Success and royalty checks arrive about a year apart. So, although David Ball's album "Thinkin' Problem," with its infectious title track, was recently certified platinum (meaning 1 million in sales), his latest royalty check was in the neighborhood of $28.
But, as Ball says, "It takes a long time to get out of Texas, and when you do, you're in Oklahoma." Of course, it also took David 17 years to get into Texas.The son of a Baptist preacher, Ball was born in Rock Hill and raised in Spartanburg, S.C. At age 5, he saw Fred Kirby in concert and says, "I can still see him in his cowboy suit singing `Big Rock Candy Mountain.' It left quite an impression on me."
By the time he graduated from high school, he and two friends had formed Uncle Walt's Band. Mostly they played bluegrass - "Doc Watson-type stuff. I remember Don Reno and Red Smiley. That will always be some of the best music I ever heard." In the mid-'70s the whole band moved to Austin, Texas, where Ball finally met the honky-tonk sounds of Webb Pierce, Lefty Frizzell and Bob Wills - oh, and sometimes had as an opening act "some broccoli-haired kid named Lyle."

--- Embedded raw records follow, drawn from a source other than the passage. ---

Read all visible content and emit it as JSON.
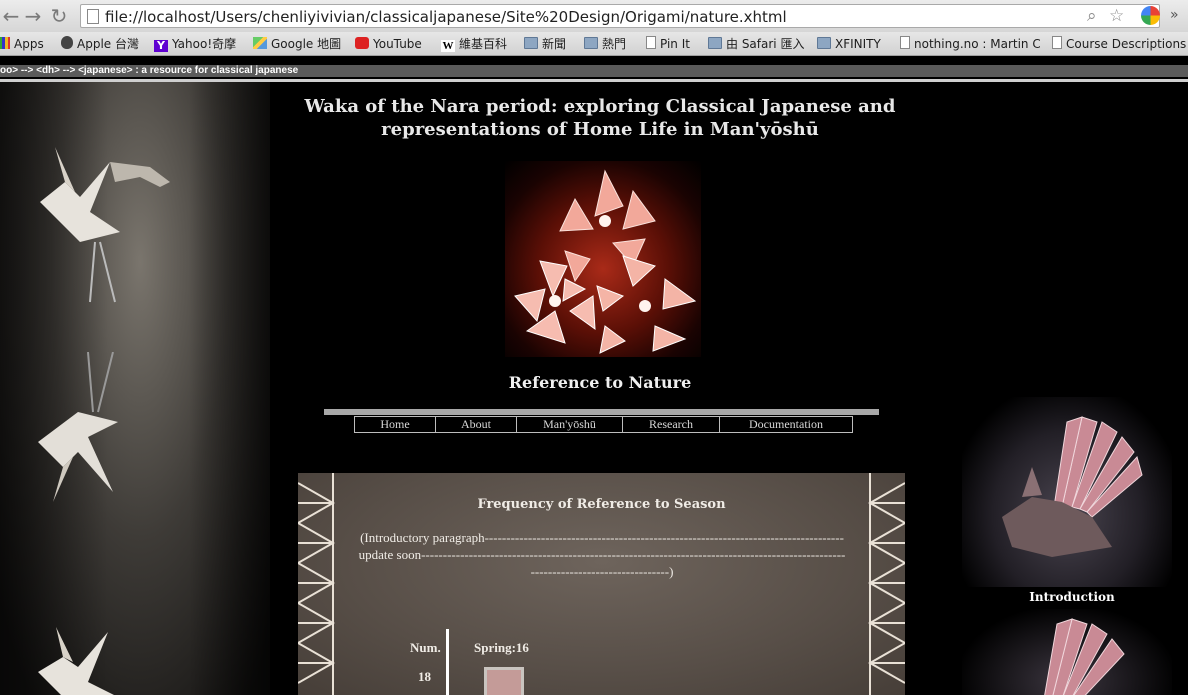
{
  "browser": {
    "url": "file://localhost/Users/chenliyivivian/classicaljapanese/Site%20Design/Origami/nature.xhtml",
    "bookmarks": [
      {
        "label": "Apps",
        "icon": "apps-grid-icon"
      },
      {
        "label": "Apple 台灣",
        "icon": "apple-icon"
      },
      {
        "label": "Yahoo!奇摩",
        "icon": "yahoo-icon"
      },
      {
        "label": "Google 地圖",
        "icon": "google-maps-icon"
      },
      {
        "label": "YouTube",
        "icon": "youtube-icon"
      },
      {
        "label": "維基百科",
        "icon": "wikipedia-icon"
      },
      {
        "label": "新聞",
        "icon": "folder-icon"
      },
      {
        "label": "熱門",
        "icon": "folder-icon"
      },
      {
        "label": "Pin It",
        "icon": "page-icon"
      },
      {
        "label": "由 Safari 匯入",
        "icon": "folder-icon"
      },
      {
        "label": "XFINITY",
        "icon": "folder-icon"
      },
      {
        "label": "nothing.no : Martin C",
        "icon": "page-icon"
      },
      {
        "label": "Course Descriptions",
        "icon": "page-icon"
      }
    ]
  },
  "page": {
    "topbar_text": "oo> --> <dh> --> <japanese> : a resource for classical japanese",
    "site_title": "Waka of the Nara period: exploring Classical Japanese and representations of Home Life in Man'yōshū",
    "section_title": "Reference to Nature",
    "nav": [
      "Home",
      "About",
      "Man'yōshū",
      "Research",
      "Documentation"
    ],
    "content": {
      "heading": "Frequency of Reference to Season",
      "intro": "(Introductory paragraph-----------------------------------------------------------------------------------update soon----------------------------------------------------------------------------------------------------------------------------------)",
      "num_label": "Num.",
      "num_value": "18",
      "season_label": "Spring:16"
    },
    "right_caption": "Introduction"
  },
  "chart_data": {
    "type": "bar",
    "categories": [
      "Spring"
    ],
    "values": [
      16
    ],
    "title": "Frequency of Reference to Season",
    "ylabel": "Num."
  }
}
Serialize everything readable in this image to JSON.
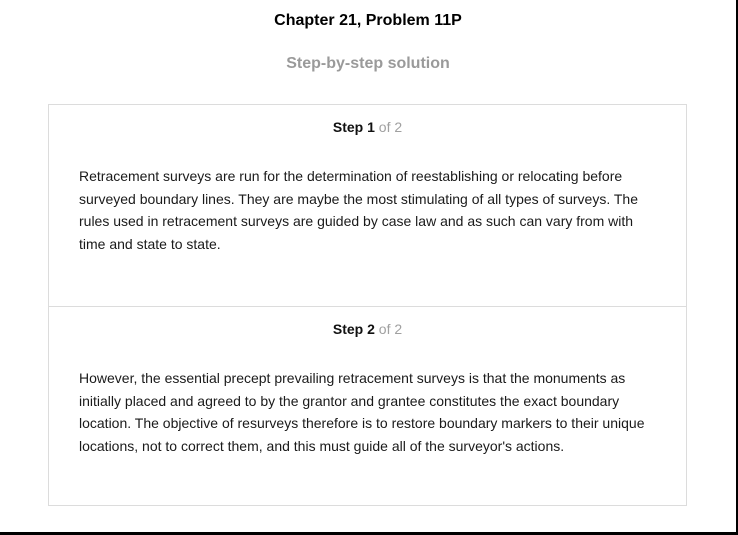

After 10 years, the band broke up and Ball headed home to South Carolina. But he had already started to "put jalapenos in my coleslaw" by fusing Texas dance-hall music with his home-grown Carolina bluegrass. For a while he thought there was no room for him in Nashville because his sound was so hard-core country. Then he heard Randy Travis' "On the Other Hand" and said, "That's it. I'm not waiting anymore. I'm moving to Nashville, and I'm going to learn how to do that."
By 1988 he had a record deal at RCA, but after three low-charting singles, RCA shelved the album. (Riding on the success of Ball's current Warner Bros. album, RCA has released some of those cuts as "David Ball.") Ball himself was unhappy: "I felt my music had slipped right through my hands when I wasn't paying attention." He settled in for a few years of being the "human jukebox" at The Idle Hour, a Nashville bar that's mostly "concrete block, neon lights and a pool table."
When Warner Bros. came calling in 1993, Ball was ready. Now his latest single, "Look What Followed Me Home," is following the path his first two took up the charts. Ball says, "I sing loud, and I sing real hard." All we know is, we like to listen.
When the money does start coming in, Ball would like to get a bigger house for his wife, Janet, and his 11-year-old daughter, Audrey. Oh, and a pool table in the basement for himself. To our ears, there's at least three more hits on this album. He'll be able to afford that house.
QUIBBLES 'N' BITS
Happily Ever After Dept.: Suzy Bogguss and her husband, Doug Crider, celebrated St. Patrick's Day by welcoming their first child, Benton Charles Crider. Ben, as he will be called, weighed in at 8 pounds, 12 ounces. Don't miss Suzy's current album, "Sym-pa-ti-co," which features her good buddy Chet Atkins.
Y'all Come Back Saloon Dept.: Big thumbs-up to the folks at Liberty Records who signed the Oak Ridge Boys last December. The Oaks had been without a major label deal for a few years because the suits on Music Row thought they were, well, too old.
Joe Bonsall reports that they already have recorded a Christmas album for fall release and plan to cut a brand new album by the summer. Personally, the mighty Oaks have always had it made in the shade with us.
Smooth Cuts Quote of the Week: "The time that I spent on the road taught me a great deal of patience, and if you're going to achieve anything worthwhile, then you must cling to that patience." - David Stewart, in his book "Heart and Sole" (White Boucke Publishing, $12.50).
David, you'll recall, walked from Gillette, Wyo., to Nashville (over 1,600 miles) in 1988 to fulfill his dream of singing at the Grand Ole Opry.